[African American woman] [cellulose acetate photonegative]
Scurlock Studio (Washington, D.C.)
Silver gelatin on cellulose acetate film sheet
1 item, 2.25" x 2.25"
African American women
AC0618.004.0001947.tif (AC Scan)
Photograph by Robert Scurlock. African American woman sitting in a folding chair under a palm tree. No ink on negative, no Scurlock number, ink (text) on enclosure: "RSS [Robert Scurlock] WW II Army/War Scenes". No visble edge imprint.
Scurlock Studio Records, ca. 1905-1994, Archives Center, National Museum of American History
overall: 31 in x 10 in x 3 1/2 in; 78.74 cm x 25.4 cm x 8.89 cm
Music & Musical Instruments
This banjo was made by an unknown maker in the United States around 1835-1865. It has undergone considerable scrutiny and analysis at the Smithsonian because of its attribution to American slave origins.

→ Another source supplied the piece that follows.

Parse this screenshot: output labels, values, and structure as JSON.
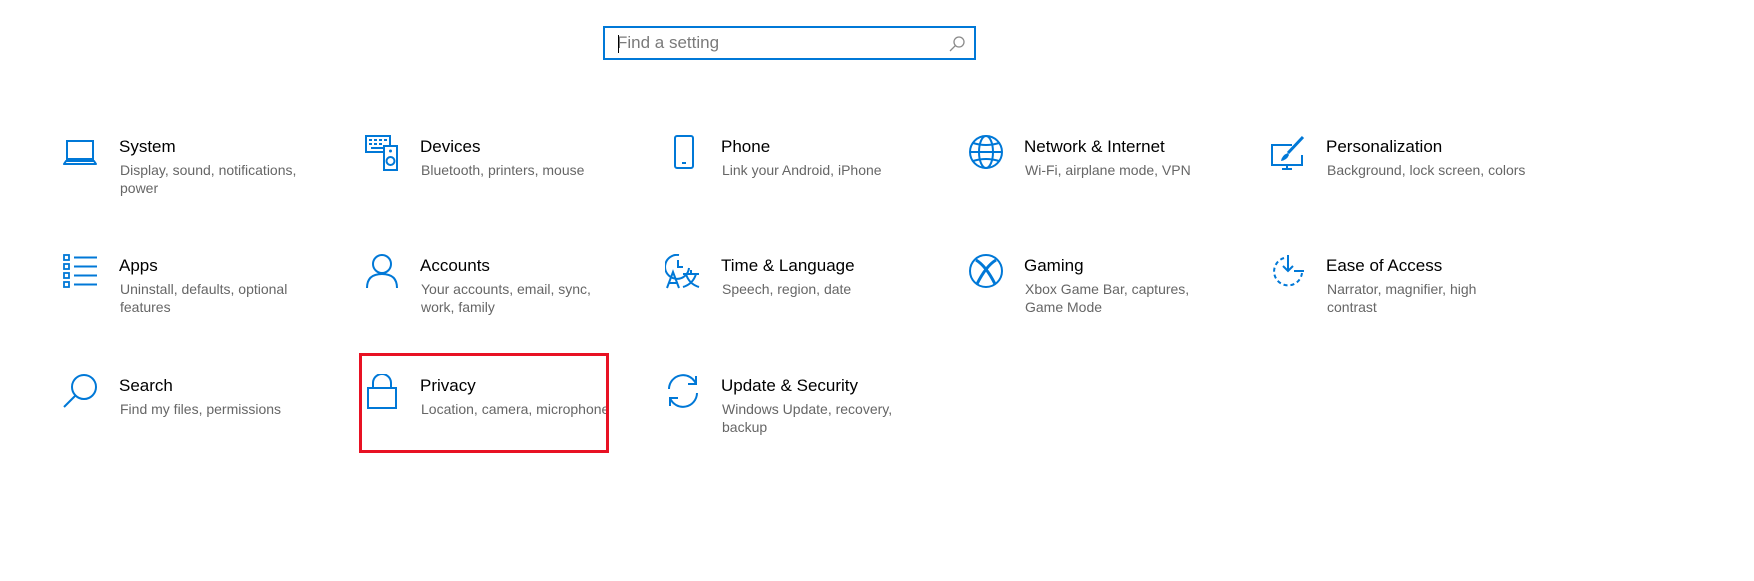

So far, studies have been inconclusive. While the sun design carved on the body may have African origins, the polygonal shape, wood top (instead of a skin), and carved head pegbox lie outside the traditions of banjos brought to America by Africans. Nevertheless, the instrument was likely made by someone familiar with Black culture.
Aeronautics curator Von Hardesty discusses the updated Black Wings exhibit in the "Barron Hilton Pioneers of Flight Gallery," offering a perspective on African American pioneer aviators, past and present. This informal gallery talk was recorded on February 9, 2011 as part of the National Air and Space Museum's "Ask an Expert" lecture series. "Ask an Expert" lectures are presented weekly at the National Air and Space Museum in Washington, DC and biweekly at the Udvar-Hazy Center in Chantilly, VA. For more information & schedule, see http://www.nasm.si.edu/askanexpert/